Rob Sumner: It does. Most of my clients are associations. I’ve been in their world and know what’s keeping association executives up at night. I was an executive with the Georgia Chamber of Commerce before becoming an attorney and did a lot of work on membership development and government relations
AA: What is the biggest mistake that associations tend to make with regard to their social media sites?
RS: They find the youngest person on their staff and tell them, “You’re our social media person.” Often times the CEO is not as knowledgeable about maintaining social media sites. But what happens if the social media person quits, gets terminated or leaves for another organization, including a competitor? The association starts asking, “Who has our Twitter account? How do we get into our Facebook account? How do we do anything?”
Senior management might not have looked far enough ahead to say it needs usernames, passwords, etc. registered with the office. Make sure your association always maintains control of the sites. You don’t want to invest time and effort into your sites and get [a lot] of followers, then all of a sudden have the rug pulled out from under you.
AA: So, who really owns an association’s social media?
RS: If the site was created by an employee for the employer, then under the “work made for hire” doctrine, the employer’s ownership is imputed. On the other hand, if the [social media site] is done by a contractor or volunteer, then the work-made-for-hire doctrine doesn’t apply unless there’s an agreement in place. When it comes to working on your social media sites, you need to make things clear and get them in writing ahead of time. Make it clear that the site(s) are owned by the association—not the person who created them—even if their name was used to register the site. At the very least, get some kind of licensing or assignment document in place for the content.
AA: Do most of your association clients have those agreements in place?
RS: No. They’re looking for help. I try to help associations comply with the rules ahead of time. After working with them, many of my clients have policies and procedures in place well ahead of time. But, the majority of associations don’t necessarily do that and just let things fly until something bad happens and they wish they had done something to avoid it.
AA: Can you give any examples?
RS: I can’t talk about specific clients, but in cases I’m familiar with, ownership of an association’s social media passwords and usernames is very often not clear. Many times employees who created them have the impression that the social media sites are theirs since they built and managed them. If they go off to a competing employer, they may take all of their contacts and followers with them.
AA: How about talking about their association, i.e. employer?
RS: Section 7 of the National Labor Relations Act protects employees when it comes to discussing the terms and conditions of their employment with others. Many associations have a policy that prohibits employees from badmouthing them online. But there was a case in which a disgruntled employee, who was disciplined by a supervisor, went home and wrote a Facebook diatribe attacking that supervisor and the working conditions there.
As you can imagine, it created a ruckus. The supervisor was furious. The employee was terminated, but the employee got a lawyer and took the case to the National Labor Relations Board. The Board ruled that employees have the right to gripe to each other, including Facebook followers, about the terms and conditions of their employment.
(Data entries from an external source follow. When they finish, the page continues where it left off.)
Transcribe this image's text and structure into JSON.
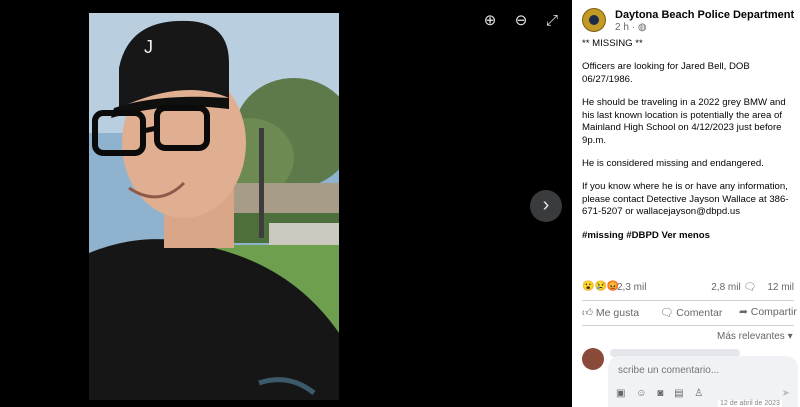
{
  "viewer": {
    "zoom_in_icon": "zoom-in-icon",
    "zoom_out_icon": "zoom-out-icon",
    "fullscreen_icon": "expand-icon",
    "next_icon": "chevron-right-icon"
  },
  "post": {
    "page_name": "Daytona Beach Police Department",
    "time": "2 h",
    "privacy_icon": "globe-icon",
    "paragraphs": [
      "** MISSING **",
      "Officers are looking for Jared Bell, DOB 06/27/1986.",
      "He should be traveling in a 2022 grey BMW and his last known location is potentially the area of Mainland High School on 4/12/2023 just before 9p.m.",
      "He is considered missing and endangered.",
      "If you know where he is or have any information, please contact Detective Jayson Wallace at 386-671-5207 or wallacejayson@dbpd.us"
    ],
    "hashtags": "#missing #DBPD",
    "see_less": "Ver menos"
  },
  "reactions": {
    "count": "2,3 mil",
    "comments": "2,8 mil",
    "shares": "12 mil"
  },
  "actions": {
    "like": "Me gusta",
    "comment": "Comentar",
    "share": "Compartir"
  },
  "comments": {
    "sort": "Más relevantes",
    "placeholder": "scribe un comentario...",
    "partial_date": "12 de abril de 2023"
  },
  "colors": {
    "accent": "#1877f2",
    "background": "#000000",
    "panel": "#ffffff"
  }
}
That’s a protected activity and the employee had to be compensated for the loss of their job.
AA: Suppose a passionate member or volunteer creates a Facebook page or LinkedIn group on their own and then the association decides to put its strategic footprint on it?
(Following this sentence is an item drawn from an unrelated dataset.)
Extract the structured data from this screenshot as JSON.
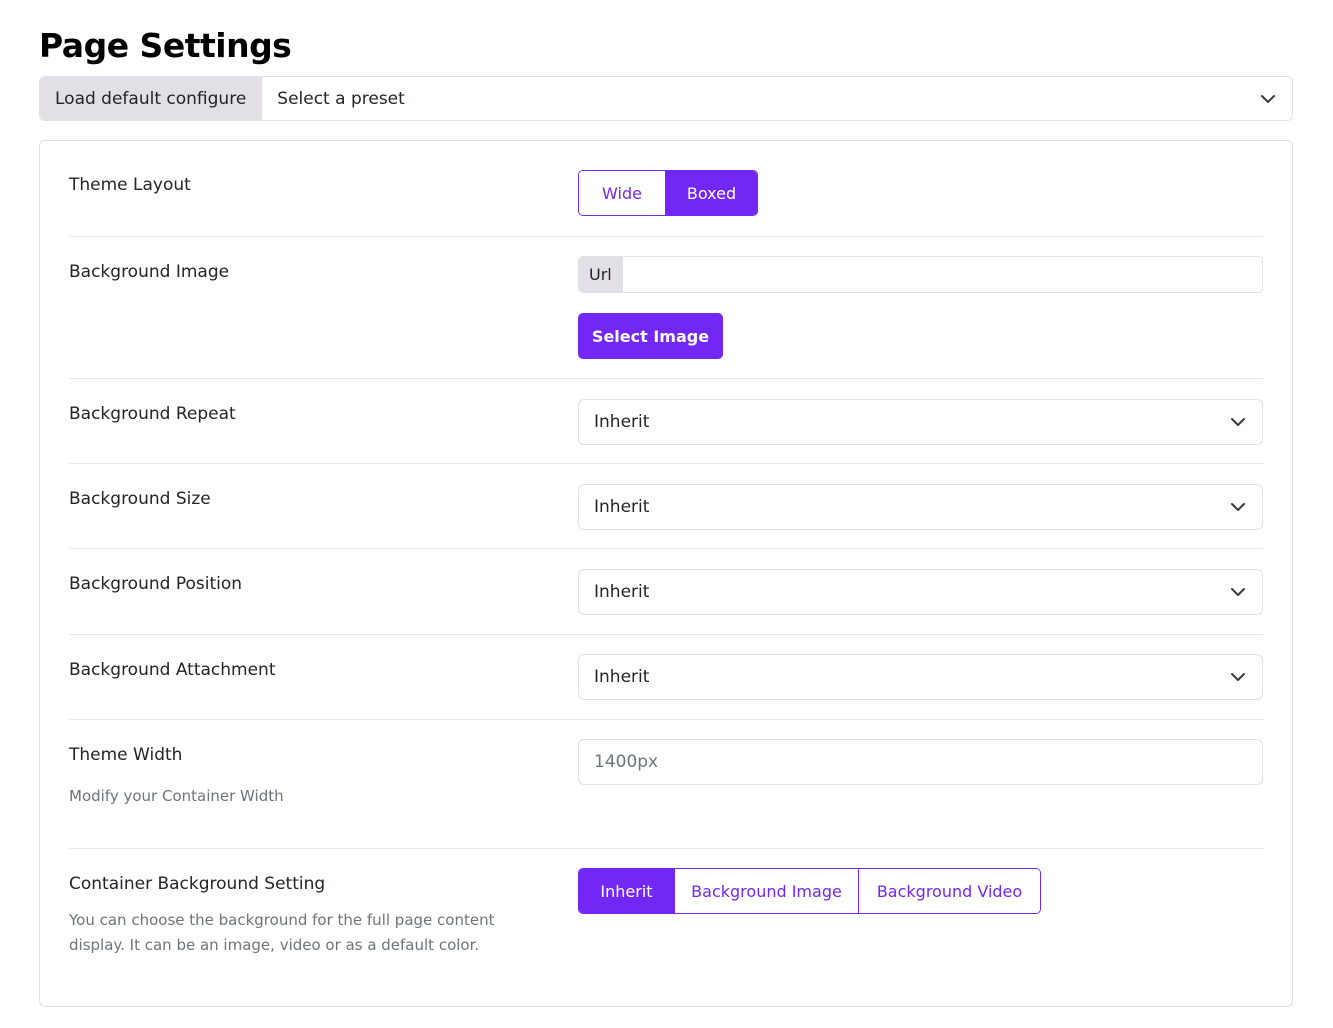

RS: Yes, this happens.
AA: So should the association partner with this member?
RS: My practical advice is, yes. Partnering with the member is the best way to handle the issue, especially if it’s helpful to the association. But, you should have something in writing about who owns the name and the logos being used.
AA: Suppose what they’re posting is negative about the association?
RS: In the case of the person writing something that’s unhelpful or damaging to the association, then the association has to make sure that the use of their name, logo and trademark is protected. The point is to make sure there is nothing said that could be misconstrued by the public about the source of the information—that’s a violation of trademark law. Employees can make factual statements about the association and name, but they can’t mislead the public into thinking they are the association speaking. In that case, the association should send a cease and desist letter to that person.
AA: If you had one piece of advice for associations, what would that be?
RS: Look into having social media policies in place before you start your sites. Just going through the process of developing a policy will raise these issues we’ve been talking about and will educate everyone involved about the issues and how to avoid them.
AA: Developing policies from scratch can be tough. How reliable are the templates you might find on the web for free?
RS: Many times they’re OK. But remember things change very fast today. You can’t be sure that everything you find on the web is accurate and up to date. Read it. Adjust it. Edit it. Consult with people who’ve been through it before.
AA: Any final thoughts for our readers and viewers?
RS: It’s very important to maintain control of your social media sites, your passwords and logins, etc. Those are your assets—they don’t belong to the employee who created the site. You need to protect those assets. Feel free to download the Social Media Policies checklist from our firm, Sumner & Associates, PC.